I spend lots of time training on basic critical appraisal. I will have run 20 sessions over the past year (I have one more to do this morning before things grind to a halt for Christmas). This is great as they are challenging sessions where I regularly learn new things. The quick turn over means I can also tweak as I go.
A couple of weeks ago I ran three sessions in as many days and these reinforced a few things. It also seems timely to think about this as I have had confirmation that I will be attending this weekend long course in March.
I have had to run some of these sessions in constrained time slots (about an hour). In practice this means there is no time for the practical group appraisal exercise which is a shame. However it also made me really focus on my slides. A cut down version does away with nearly all the stuff about what the different research methods are and how they are used. I found this seems to make for a more useful session – we can really focus on what people need to be doing as they read. For many (most?) attendees the methodology stuff is a low level rehash and their interest is low. There also isn’t enough time to do much justice to the topic even in a full two hour session. So a refreshed slide deck in prospect for next year.
Another lesson was that I should vary my papers. I think there is a tendency in this type of training to stick to familiar favourites. It makes for less preparation and you have the benefit of having heard others observations. However I think one of the more successful aspects of the course is having experience of a wide range of papers to illustrate the points. Carrying out more appraisal helps build skills and should make for a more engaging presentation. Plus it means less repeating anecdotes.

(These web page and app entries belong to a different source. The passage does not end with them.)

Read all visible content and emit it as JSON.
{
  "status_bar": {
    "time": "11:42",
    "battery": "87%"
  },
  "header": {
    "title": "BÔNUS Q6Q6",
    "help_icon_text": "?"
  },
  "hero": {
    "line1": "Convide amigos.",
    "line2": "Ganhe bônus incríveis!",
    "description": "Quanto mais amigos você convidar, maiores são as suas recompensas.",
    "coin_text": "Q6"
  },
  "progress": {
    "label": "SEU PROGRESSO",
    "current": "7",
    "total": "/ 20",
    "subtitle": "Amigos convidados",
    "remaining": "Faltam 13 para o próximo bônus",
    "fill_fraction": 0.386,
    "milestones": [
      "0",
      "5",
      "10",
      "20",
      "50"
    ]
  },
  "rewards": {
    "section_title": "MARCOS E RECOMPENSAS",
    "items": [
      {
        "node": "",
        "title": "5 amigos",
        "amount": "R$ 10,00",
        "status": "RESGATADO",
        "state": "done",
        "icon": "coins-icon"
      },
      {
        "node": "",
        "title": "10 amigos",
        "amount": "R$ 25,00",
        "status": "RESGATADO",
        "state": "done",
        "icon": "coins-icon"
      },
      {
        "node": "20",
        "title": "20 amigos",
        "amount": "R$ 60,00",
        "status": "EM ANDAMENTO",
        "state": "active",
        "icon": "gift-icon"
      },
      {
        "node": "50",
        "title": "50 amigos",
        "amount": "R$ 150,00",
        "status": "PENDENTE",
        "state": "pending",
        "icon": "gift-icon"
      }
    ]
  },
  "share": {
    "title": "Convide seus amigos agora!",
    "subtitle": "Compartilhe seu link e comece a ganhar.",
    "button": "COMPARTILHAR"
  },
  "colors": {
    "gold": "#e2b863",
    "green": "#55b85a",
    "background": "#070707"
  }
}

The one crazy tip? Running a session for a group of palliative care medics one observed:
The last sentence of the introduction is nearly always the research question